Two recent new stories both feature high profile Christians trying to intervene in matters which don’t seem directly their concern. Lord Carey, the former Archbishop of Canterbury, together with other prominent Church of England figures, has leapt to the defence of a therapist who claimed to ‘cure’ homosexuality, and was exposed by an undercover journalist. The therapist, Lesley Pilkington, has now been suspended by the British Association for Counselling and Psychotherapy:
A few weeks later I was in her grand Hertfordshire home with a Dictaphone taped to my stomach. She set about trying to find the childhood “wounds” that she believes led to my homosexuality. But she found none. “There was no sexual abuse?” she pressed.
“I think there is something there . . . you’ve allowed things to be done to you.” She then prayed: “Father, we give you permission to bring to the surface some of the things that have happened over the years.” I asked who could have committed this abuse – a member of my family? “Yes, very likely,” she replied.
Was homosexuality a mental illness, an addiction or an anti-religious phenomenon? “It’s all of that,” said Pilkington. During the sessions, she recited prayers for me to say whenever I thought about a man sexually. She gave me how-to-be-heterosexual tips such as taking up rugby, abstaining from masturbation and distancing myself from gay friends.
Despite her questionable message and methods, clergymen including the Bishops of Rochester and Lewes have expressed support for Pilkington:

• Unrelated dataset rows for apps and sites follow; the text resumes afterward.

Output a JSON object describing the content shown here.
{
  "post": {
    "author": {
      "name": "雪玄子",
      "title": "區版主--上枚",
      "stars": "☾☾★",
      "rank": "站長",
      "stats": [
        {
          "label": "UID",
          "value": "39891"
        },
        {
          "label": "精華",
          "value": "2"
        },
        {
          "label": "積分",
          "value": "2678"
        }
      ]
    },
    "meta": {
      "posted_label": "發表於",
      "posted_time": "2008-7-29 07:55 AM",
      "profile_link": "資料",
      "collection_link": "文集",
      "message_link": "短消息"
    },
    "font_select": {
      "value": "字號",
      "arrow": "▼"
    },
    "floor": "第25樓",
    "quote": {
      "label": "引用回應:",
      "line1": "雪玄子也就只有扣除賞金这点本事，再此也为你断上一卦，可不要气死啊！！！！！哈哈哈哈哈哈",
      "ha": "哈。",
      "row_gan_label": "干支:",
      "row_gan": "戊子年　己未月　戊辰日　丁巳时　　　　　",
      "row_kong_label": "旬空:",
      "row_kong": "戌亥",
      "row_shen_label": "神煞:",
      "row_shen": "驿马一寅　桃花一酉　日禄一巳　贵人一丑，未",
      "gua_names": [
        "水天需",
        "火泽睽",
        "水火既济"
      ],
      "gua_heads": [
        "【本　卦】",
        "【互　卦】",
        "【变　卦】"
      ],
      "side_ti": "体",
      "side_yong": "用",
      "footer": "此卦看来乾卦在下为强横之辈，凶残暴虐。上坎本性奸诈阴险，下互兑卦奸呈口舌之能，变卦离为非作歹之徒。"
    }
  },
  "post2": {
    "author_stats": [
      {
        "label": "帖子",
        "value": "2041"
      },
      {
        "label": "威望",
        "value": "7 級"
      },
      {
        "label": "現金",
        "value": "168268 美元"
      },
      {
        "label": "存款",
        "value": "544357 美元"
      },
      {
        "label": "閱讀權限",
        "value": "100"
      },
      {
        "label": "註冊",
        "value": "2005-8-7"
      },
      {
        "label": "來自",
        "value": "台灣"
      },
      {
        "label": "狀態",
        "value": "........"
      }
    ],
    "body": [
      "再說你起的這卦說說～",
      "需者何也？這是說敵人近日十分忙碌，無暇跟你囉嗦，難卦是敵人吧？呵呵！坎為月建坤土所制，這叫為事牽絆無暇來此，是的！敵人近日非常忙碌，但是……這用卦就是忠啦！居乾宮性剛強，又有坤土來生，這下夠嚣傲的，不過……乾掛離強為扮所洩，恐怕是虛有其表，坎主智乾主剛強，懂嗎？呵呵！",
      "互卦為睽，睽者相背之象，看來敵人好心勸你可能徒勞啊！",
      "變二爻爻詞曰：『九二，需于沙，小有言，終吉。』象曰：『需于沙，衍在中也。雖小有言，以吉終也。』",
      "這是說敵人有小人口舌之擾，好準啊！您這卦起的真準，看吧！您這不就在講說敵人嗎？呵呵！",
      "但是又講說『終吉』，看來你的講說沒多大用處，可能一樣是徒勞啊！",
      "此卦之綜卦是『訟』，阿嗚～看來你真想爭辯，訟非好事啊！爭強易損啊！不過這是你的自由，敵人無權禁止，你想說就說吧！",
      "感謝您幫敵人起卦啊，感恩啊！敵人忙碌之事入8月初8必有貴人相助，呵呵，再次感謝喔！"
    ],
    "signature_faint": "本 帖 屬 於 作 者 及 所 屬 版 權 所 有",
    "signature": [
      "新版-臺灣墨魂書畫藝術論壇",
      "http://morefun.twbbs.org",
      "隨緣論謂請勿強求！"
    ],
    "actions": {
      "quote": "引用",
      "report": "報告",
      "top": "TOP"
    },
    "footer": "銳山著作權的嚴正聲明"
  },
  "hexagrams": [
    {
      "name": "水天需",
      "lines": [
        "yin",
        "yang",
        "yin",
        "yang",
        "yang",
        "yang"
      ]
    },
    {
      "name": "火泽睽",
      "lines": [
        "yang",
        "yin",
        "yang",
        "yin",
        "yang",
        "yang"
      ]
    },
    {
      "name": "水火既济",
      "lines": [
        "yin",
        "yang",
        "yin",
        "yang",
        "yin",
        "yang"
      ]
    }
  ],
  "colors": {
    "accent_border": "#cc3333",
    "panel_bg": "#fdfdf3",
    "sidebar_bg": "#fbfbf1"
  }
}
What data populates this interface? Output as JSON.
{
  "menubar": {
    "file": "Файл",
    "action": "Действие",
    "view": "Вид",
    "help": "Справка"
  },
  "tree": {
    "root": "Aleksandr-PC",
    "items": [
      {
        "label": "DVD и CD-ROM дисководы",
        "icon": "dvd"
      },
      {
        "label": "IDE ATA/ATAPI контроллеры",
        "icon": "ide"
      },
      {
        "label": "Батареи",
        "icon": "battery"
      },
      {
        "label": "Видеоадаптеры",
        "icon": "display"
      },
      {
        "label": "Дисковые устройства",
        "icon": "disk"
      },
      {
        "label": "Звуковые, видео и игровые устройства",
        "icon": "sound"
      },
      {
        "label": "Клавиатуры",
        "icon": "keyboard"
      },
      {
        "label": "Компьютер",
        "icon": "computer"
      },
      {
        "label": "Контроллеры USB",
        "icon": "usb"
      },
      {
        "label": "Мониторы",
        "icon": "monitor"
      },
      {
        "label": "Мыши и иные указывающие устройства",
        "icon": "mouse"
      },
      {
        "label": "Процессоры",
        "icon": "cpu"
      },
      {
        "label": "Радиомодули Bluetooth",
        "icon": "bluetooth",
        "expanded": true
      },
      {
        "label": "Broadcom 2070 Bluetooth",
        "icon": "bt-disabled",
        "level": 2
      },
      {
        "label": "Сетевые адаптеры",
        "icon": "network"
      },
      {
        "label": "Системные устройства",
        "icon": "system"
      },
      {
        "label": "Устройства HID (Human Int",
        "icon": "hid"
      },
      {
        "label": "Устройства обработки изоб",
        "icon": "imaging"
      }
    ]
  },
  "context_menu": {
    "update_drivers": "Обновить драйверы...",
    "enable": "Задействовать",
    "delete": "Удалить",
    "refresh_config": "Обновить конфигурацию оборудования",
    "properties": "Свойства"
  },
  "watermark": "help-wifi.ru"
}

“Psychological care for those who are distressed by unwanted homosexual attractions has been shown to yield a range of beneficial client outcomes, especially in motivated clients … Such therapy does not produce harm despite the Royal College of Psychiatrists and others maintaining the contrary … Competent practitioners, including those working with biblical Judeo-Christian values, should be free to assist those seeking help.”
Here, for balance, is another perspective.
Peter Tatchell has been speaking out against Archbishop Dr John Semtamu’s opposition to government plans to legalise same-sex marriage. Like PT, I have no objection if the church doesn’t want to conduct such marriages itself. But I do object to its interference in a proposal which concerns civil marriages, and which is supported by 61% of the population.